ADVERTISEMENT
2 /3 FREE ARTICLES LEFT THIS MONTH Remaining
Chemistry matters. Join us to get the news you need.

If you have an ACS member number, please enter it here so we can link this account to your membership. (optional)

ACS values your privacy. By submitting your information, you are gaining access to C&EN and subscribing to our weekly newsletter. We use the information you provide to make your reading experience better, and we will never sell your data to third party members.

ENJOY UNLIMITED ACCES TO C&EN

Biological Chemistry

Antidepressants Help Cellular Pathways That Decrease DNA Methylation

Neuroscience: Findings could lead to blood test that identifies most effective drug for a patient

by Michael Torrice
November 30, 2015 | APPEARED IN VOLUME 93, ISSUE 47

Gene expression in cells changes as diseases progress, even in psychiatric disorders such as depression.
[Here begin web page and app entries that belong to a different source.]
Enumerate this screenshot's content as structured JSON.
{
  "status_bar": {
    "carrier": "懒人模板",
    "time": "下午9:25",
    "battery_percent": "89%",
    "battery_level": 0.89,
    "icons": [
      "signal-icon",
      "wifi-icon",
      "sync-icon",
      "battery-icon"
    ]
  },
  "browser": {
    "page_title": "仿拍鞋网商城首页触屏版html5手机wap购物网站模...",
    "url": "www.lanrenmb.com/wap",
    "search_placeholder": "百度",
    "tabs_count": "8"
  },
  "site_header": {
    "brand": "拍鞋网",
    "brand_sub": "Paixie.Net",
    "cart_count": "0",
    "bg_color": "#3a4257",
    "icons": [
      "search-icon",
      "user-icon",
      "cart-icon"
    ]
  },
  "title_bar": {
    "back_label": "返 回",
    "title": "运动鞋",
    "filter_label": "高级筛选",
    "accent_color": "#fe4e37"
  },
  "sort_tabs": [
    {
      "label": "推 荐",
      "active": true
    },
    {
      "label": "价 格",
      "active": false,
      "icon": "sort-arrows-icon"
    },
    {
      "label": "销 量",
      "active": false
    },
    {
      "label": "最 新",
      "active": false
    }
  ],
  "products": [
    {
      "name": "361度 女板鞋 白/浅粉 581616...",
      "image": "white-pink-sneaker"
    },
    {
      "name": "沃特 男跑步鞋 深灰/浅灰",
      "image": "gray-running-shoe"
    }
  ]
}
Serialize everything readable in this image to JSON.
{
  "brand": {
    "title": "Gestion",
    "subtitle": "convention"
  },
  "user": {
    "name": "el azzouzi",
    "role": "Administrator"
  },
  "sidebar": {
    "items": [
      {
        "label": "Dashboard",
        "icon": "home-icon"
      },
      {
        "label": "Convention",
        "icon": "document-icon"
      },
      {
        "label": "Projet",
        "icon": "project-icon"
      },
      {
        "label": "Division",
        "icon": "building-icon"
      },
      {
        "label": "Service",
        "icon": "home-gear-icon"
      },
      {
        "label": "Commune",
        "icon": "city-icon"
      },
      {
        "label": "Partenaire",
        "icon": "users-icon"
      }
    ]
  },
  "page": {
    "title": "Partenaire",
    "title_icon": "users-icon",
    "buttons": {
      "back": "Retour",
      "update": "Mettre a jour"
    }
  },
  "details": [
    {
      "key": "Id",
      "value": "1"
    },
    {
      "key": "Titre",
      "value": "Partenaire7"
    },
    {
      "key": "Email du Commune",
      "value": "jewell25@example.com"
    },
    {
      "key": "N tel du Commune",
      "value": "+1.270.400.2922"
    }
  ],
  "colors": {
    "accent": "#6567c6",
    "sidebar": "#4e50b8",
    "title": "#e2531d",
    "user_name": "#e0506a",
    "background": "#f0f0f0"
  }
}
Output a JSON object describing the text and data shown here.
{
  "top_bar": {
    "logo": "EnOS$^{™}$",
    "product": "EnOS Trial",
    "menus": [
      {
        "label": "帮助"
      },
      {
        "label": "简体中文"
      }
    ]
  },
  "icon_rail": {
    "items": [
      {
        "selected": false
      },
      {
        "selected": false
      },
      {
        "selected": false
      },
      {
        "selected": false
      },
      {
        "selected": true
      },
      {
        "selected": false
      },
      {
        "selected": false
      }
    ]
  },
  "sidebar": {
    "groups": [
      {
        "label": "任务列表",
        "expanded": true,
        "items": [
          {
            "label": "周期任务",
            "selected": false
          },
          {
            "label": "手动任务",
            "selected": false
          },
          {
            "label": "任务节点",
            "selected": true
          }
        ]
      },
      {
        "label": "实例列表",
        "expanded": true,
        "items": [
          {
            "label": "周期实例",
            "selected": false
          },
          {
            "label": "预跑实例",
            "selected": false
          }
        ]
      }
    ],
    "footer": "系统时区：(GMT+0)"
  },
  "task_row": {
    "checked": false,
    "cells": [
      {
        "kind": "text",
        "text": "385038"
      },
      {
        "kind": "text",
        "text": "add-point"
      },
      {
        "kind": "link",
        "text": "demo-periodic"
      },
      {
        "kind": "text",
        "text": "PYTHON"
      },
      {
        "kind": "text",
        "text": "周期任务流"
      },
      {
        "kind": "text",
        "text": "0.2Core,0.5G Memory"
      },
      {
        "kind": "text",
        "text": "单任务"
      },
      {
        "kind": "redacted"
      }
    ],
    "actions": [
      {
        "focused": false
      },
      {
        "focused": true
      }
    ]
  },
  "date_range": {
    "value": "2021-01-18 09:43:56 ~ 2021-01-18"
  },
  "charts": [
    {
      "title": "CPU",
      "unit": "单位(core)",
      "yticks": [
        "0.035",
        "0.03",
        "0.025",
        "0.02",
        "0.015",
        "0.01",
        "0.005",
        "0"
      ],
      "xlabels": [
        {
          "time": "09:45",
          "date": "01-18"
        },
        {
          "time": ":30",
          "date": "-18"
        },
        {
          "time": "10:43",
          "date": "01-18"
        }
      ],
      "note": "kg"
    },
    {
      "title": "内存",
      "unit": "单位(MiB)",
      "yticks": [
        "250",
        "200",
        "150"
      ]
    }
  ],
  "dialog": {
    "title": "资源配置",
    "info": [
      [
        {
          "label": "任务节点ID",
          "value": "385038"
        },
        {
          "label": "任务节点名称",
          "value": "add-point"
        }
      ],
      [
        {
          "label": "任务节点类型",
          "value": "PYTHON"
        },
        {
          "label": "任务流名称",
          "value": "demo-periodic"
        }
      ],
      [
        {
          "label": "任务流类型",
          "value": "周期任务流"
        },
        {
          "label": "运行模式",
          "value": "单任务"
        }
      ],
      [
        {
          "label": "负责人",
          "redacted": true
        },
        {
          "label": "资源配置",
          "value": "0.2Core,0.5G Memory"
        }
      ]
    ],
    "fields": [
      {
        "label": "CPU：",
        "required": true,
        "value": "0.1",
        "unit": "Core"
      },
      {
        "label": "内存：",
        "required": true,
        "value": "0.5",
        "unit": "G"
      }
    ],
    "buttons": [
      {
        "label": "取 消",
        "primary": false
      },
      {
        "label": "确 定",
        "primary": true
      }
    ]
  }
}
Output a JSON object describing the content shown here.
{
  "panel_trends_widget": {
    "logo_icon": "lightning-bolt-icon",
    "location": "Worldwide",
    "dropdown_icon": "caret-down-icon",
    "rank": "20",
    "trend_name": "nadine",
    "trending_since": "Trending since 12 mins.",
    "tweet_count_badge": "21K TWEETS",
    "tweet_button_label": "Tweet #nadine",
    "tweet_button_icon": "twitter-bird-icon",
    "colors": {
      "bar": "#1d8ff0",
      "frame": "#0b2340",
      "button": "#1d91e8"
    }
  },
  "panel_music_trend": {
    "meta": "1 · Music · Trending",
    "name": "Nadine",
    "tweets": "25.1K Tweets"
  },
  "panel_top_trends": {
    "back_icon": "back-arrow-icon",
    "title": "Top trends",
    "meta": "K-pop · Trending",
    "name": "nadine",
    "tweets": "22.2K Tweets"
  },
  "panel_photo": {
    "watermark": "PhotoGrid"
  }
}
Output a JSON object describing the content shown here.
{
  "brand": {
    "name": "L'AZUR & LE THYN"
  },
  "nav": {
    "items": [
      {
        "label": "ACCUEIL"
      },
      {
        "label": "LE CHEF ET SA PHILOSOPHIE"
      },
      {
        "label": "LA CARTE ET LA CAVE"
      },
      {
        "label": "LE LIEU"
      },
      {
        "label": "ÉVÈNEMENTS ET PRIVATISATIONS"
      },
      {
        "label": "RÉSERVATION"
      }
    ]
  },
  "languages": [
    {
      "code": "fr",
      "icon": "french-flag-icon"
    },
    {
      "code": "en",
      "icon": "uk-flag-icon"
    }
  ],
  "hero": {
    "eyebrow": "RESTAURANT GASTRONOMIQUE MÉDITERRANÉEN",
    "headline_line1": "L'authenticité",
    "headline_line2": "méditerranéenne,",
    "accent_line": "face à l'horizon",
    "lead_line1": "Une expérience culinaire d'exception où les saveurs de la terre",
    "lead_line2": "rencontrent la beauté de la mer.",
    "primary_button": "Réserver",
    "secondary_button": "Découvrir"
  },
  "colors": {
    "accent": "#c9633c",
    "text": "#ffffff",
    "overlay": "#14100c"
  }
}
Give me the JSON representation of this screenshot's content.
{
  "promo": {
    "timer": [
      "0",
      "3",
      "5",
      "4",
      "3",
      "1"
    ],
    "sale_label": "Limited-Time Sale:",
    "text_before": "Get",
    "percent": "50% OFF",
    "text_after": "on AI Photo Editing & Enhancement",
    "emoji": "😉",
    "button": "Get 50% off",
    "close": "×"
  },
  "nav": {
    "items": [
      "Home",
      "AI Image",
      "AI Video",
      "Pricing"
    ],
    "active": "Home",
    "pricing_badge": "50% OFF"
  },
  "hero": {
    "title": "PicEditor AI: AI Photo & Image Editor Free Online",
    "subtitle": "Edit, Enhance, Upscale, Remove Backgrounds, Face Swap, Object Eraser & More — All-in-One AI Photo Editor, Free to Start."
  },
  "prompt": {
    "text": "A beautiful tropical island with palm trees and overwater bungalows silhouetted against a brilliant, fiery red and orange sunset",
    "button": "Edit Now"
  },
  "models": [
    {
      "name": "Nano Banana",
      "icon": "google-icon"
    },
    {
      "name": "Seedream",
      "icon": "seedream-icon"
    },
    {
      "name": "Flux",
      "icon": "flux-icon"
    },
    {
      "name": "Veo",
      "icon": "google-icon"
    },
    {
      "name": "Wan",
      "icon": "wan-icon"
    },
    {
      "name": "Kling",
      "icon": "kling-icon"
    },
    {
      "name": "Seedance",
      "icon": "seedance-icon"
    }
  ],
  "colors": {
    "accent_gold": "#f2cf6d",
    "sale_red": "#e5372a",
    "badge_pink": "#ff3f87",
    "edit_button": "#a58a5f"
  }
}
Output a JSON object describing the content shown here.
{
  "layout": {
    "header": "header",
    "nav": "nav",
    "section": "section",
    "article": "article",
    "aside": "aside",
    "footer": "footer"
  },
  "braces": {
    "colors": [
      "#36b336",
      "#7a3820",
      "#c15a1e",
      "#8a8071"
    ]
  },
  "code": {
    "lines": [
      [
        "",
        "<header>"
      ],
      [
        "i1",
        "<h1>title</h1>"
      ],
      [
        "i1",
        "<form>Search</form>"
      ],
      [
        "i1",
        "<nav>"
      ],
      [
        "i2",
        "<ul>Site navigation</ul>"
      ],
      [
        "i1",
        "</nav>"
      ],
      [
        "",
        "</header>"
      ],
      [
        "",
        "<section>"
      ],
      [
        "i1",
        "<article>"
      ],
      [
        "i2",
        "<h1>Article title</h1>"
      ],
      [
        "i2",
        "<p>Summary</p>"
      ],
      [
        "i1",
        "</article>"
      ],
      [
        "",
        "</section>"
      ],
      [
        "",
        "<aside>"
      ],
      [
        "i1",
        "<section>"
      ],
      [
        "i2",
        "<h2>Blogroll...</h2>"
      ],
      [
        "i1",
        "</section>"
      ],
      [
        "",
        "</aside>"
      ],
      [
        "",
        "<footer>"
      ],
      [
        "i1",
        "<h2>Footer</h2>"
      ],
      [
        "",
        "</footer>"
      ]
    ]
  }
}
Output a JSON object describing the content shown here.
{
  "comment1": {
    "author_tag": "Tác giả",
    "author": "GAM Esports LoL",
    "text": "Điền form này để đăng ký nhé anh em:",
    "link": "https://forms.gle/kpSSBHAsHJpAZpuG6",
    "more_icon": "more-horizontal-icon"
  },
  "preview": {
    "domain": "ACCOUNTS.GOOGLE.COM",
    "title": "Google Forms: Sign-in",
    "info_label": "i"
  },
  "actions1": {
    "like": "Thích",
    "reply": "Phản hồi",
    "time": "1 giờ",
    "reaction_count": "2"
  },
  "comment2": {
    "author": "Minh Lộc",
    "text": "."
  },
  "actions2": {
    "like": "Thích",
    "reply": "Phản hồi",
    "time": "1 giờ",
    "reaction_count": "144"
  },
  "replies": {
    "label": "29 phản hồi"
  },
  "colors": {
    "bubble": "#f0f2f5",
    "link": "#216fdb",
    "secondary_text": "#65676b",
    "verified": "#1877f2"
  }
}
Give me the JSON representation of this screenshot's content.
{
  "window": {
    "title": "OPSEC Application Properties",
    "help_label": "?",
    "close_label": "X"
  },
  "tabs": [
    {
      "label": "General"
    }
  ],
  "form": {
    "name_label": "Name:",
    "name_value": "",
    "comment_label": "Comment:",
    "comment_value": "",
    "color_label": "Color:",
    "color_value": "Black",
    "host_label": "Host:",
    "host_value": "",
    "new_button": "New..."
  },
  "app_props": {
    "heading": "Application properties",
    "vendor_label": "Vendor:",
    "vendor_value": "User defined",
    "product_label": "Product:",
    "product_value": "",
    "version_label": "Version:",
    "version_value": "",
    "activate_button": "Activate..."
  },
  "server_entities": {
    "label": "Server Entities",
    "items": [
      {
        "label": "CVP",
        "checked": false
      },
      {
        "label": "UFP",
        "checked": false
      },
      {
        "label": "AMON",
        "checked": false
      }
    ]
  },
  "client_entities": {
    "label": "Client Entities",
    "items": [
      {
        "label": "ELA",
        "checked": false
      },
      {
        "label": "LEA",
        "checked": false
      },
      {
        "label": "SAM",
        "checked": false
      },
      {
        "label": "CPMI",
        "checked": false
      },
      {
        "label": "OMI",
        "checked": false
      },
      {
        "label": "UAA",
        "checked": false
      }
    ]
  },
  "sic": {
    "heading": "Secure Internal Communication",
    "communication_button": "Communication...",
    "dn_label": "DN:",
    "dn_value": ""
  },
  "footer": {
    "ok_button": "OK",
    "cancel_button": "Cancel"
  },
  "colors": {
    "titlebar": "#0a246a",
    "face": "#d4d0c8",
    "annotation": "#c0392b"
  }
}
For example, compared with healthy people, some patients with depression have altered patterns of DNA methylation, a chemical modification that typically reduces gene expression. Now researchers report one way in which antidepressants can manipulate these epigenetic pathways. Their findings suggest a possible blood test to determine whether a certain antidepressant will be effective for a given patient. Based on tests conducted on mice and cultured cells, Theo Rein of the Max Planck Institute of Psychiatry and colleagues studied how the antidepressant paroxetine reduces the activity of an enzyme that adds methyl groups to DNA. They found that the drug works though a chaperone protein that prevents the enzyme from becoming phosphorylated, a key step in the enzyme’s activation. When the researchers added paroxetine to blood cells from patients with depression, they found that the decrease in enzyme phosphorylation inversely correlated with how well the patient responded to antidepressant treatment: Larger drops in phosphorylation on average led to a greater improvement in depression symptoms (Sci. Signaling 2015, DOI: 10.1126/scisignal.aac7695).

X

Article:

This article has been sent to the following recipient:

Leave A Comment

*Required to comment